(What is expected) Below are the records; copy every line in them that holds the string "battery".

(Material for this task)

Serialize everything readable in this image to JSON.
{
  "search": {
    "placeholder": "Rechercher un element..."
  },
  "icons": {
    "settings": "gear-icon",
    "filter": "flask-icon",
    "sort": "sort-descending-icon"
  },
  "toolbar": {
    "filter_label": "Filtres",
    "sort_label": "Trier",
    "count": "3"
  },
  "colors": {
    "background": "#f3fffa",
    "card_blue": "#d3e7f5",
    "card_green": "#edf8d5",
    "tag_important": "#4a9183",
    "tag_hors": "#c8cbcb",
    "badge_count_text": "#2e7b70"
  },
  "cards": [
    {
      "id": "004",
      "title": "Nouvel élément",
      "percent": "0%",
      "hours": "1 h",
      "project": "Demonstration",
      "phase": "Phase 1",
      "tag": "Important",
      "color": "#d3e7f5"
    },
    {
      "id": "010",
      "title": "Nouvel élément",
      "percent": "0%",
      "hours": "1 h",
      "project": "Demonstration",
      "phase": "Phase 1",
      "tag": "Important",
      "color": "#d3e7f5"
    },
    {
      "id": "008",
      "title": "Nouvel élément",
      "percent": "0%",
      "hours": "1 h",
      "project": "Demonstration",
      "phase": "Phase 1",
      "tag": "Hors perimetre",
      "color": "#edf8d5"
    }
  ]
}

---

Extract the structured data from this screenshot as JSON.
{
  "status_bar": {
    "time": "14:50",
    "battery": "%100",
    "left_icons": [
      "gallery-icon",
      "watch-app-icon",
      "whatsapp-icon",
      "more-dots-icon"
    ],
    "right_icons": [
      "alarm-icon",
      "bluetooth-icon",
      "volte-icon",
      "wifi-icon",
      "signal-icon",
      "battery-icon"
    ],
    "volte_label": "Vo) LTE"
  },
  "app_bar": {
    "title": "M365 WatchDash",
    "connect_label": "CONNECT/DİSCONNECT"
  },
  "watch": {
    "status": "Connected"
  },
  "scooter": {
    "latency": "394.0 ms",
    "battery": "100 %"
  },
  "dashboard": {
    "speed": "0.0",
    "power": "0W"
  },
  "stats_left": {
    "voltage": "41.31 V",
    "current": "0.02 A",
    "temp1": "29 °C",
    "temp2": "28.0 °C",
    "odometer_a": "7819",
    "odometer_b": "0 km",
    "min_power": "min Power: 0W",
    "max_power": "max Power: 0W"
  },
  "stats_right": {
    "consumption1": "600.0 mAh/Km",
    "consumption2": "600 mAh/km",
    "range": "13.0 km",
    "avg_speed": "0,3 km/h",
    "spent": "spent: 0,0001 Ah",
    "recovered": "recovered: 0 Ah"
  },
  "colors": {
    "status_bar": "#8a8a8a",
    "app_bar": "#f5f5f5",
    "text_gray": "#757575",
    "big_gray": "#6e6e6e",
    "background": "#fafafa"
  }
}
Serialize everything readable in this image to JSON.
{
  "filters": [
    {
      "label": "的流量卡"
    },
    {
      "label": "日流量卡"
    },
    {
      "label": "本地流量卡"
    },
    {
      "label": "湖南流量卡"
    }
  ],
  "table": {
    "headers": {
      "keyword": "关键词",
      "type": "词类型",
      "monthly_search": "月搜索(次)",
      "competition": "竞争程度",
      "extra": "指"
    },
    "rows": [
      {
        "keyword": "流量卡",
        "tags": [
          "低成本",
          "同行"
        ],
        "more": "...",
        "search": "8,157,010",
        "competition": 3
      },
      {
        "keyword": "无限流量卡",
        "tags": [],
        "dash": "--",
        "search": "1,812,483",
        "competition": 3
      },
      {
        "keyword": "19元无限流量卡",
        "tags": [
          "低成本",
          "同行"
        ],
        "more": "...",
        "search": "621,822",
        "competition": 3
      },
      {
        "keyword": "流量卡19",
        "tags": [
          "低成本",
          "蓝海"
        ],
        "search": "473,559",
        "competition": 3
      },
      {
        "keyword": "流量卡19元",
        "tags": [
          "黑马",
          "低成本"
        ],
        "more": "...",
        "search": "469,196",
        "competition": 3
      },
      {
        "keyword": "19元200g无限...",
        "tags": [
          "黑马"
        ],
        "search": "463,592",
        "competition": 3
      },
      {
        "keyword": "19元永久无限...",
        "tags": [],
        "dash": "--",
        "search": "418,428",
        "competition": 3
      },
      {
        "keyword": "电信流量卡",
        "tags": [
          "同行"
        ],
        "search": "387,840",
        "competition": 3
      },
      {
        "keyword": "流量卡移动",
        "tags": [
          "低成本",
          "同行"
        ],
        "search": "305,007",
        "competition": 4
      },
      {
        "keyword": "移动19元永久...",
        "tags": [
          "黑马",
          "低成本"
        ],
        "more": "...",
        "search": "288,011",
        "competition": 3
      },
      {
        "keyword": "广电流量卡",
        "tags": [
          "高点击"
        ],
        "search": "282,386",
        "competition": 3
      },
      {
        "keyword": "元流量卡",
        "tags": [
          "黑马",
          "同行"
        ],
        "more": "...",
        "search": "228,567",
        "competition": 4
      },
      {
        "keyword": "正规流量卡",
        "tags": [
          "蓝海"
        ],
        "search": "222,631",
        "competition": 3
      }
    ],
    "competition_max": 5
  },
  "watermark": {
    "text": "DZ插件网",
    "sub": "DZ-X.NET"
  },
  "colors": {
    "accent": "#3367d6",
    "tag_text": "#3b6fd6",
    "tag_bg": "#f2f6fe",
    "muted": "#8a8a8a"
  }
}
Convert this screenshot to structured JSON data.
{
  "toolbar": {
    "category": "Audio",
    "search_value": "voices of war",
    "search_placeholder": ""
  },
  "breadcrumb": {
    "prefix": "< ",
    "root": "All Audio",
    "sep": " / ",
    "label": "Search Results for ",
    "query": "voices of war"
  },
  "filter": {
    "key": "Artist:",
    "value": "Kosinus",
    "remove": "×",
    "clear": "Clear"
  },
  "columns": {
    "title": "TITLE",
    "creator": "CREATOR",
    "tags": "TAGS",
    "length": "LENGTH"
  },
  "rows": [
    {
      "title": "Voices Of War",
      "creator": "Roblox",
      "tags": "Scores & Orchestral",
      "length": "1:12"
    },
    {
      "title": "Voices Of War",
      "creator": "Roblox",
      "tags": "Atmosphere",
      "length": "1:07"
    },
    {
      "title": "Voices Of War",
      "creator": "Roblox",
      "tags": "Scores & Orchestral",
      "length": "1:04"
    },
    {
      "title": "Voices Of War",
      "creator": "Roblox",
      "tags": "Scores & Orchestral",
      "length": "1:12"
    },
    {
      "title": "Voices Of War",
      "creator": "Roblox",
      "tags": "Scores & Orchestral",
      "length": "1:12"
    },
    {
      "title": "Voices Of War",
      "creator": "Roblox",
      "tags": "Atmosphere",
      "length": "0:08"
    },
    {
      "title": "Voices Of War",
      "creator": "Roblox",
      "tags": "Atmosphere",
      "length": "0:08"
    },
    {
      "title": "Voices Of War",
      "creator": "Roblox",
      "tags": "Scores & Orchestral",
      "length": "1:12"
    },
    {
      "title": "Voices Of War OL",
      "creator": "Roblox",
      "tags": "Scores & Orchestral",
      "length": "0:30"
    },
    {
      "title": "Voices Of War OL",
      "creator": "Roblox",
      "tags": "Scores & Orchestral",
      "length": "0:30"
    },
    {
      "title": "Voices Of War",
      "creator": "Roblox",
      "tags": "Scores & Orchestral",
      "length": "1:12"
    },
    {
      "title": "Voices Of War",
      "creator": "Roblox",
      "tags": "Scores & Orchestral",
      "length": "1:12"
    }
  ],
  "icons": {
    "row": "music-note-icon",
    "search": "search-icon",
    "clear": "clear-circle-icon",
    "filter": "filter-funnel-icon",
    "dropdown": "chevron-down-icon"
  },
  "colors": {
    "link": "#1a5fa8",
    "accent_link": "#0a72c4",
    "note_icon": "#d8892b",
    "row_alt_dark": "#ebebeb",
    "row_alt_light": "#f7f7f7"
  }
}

(Answer box)
    "battery": "%100",
      "battery-icon"
    "battery": "100 %"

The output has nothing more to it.